BEGIN SUPPLIED DATA
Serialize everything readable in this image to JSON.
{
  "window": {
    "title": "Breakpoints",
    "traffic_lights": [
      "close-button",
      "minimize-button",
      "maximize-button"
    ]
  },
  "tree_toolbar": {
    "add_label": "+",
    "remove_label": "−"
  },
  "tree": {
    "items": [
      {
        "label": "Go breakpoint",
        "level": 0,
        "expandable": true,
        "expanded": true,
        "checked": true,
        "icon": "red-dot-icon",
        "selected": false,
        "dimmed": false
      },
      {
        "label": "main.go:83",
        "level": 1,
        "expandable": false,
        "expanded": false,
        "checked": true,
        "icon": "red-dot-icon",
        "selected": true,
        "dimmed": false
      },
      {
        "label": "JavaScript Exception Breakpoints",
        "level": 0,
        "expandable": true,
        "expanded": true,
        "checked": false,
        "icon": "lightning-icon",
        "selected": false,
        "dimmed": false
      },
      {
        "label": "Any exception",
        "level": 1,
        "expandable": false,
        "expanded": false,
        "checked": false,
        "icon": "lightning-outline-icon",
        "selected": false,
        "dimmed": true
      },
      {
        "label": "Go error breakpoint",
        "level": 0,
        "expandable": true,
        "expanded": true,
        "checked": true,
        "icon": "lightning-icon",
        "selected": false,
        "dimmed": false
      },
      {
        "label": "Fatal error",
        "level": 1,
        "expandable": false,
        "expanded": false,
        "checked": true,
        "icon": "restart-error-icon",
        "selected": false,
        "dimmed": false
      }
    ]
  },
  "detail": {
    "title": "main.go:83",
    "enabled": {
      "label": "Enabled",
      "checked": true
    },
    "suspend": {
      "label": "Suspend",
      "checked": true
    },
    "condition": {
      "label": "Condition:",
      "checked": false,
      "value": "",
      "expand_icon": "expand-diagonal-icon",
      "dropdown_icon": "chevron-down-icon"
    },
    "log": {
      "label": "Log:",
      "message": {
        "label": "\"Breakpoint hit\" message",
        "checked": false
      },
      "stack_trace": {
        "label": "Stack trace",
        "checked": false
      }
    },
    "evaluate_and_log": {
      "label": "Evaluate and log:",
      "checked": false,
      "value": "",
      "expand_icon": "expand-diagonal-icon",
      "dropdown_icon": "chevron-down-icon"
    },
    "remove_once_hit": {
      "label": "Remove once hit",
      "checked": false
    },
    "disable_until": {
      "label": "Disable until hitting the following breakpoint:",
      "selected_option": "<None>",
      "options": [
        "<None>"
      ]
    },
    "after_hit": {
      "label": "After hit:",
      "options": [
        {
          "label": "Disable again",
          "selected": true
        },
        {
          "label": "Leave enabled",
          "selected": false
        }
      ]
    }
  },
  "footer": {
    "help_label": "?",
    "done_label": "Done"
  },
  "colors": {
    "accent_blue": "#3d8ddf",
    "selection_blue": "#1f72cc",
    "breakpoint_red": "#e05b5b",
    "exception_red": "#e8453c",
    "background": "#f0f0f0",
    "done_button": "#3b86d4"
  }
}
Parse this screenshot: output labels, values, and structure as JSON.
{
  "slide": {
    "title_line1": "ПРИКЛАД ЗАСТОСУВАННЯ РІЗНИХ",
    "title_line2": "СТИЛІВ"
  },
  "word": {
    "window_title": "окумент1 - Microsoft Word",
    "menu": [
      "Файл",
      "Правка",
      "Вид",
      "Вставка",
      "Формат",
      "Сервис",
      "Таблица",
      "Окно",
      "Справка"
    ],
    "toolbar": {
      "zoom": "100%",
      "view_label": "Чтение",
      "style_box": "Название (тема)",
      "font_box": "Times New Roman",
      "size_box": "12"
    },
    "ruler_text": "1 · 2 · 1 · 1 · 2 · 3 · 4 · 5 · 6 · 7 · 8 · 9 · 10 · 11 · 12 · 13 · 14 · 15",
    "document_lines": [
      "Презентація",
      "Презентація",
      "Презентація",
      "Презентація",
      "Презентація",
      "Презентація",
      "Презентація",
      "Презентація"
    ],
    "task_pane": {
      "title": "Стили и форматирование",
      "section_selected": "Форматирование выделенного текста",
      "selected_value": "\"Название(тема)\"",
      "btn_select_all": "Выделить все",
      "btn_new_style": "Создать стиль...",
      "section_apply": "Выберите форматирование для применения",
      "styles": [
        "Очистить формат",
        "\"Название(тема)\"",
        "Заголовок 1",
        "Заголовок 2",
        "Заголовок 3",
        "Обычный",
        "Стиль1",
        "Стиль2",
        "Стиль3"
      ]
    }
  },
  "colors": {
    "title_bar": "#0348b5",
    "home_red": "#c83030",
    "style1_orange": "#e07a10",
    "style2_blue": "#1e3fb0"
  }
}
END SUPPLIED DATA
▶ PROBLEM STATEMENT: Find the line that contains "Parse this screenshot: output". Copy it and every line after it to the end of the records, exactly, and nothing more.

▶ WRITTEN RESPONSE:
Parse this screenshot: output labels, values, and structure as JSON.
{
  "slide": {
    "title_line1": "ПРИКЛАД ЗАСТОСУВАННЯ РІЗНИХ",
    "title_line2": "СТИЛІВ"
  },
  "word": {
    "window_title": "окумент1 - Microsoft Word",
    "menu": [
      "Файл",
      "Правка",
      "Вид",
      "Вставка",
      "Формат",
      "Сервис",
      "Таблица",
      "Окно",
      "Справка"
    ],
    "toolbar": {
      "zoom": "100%",
      "view_label": "Чтение",
      "style_box": "Название (тема)",
      "font_box": "Times New Roman",
      "size_box": "12"
    },
    "ruler_text": "1 · 2 · 1 · 1 · 2 · 3 · 4 · 5 · 6 · 7 · 8 · 9 · 10 · 11 · 12 · 13 · 14 · 15",
    "document_lines": [
      "Презентація",
      "Презентація",
      "Презентація",
      "Презентація",
      "Презентація",
      "Презентація",
      "Презентація",
      "Презентація"
    ],
    "task_pane": {
      "title": "Стили и форматирование",
      "section_selected": "Форматирование выделенного текста",
      "selected_value": "\"Название(тема)\"",
      "btn_select_all": "Выделить все",
      "btn_new_style": "Создать стиль...",
      "section_apply": "Выберите форматирование для применения",
      "styles": [
        "Очистить формат",
        "\"Название(тема)\"",
        "Заголовок 1",
        "Заголовок 2",
        "Заголовок 3",
        "Обычный",
        "Стиль1",
        "Стиль2",
        "Стиль3"
      ]
    }
  },
  "colors": {
    "title_bar": "#0348b5",
    "home_red": "#c83030",
    "style1_orange": "#e07a10",
    "style2_blue": "#1e3fb0"
  }
}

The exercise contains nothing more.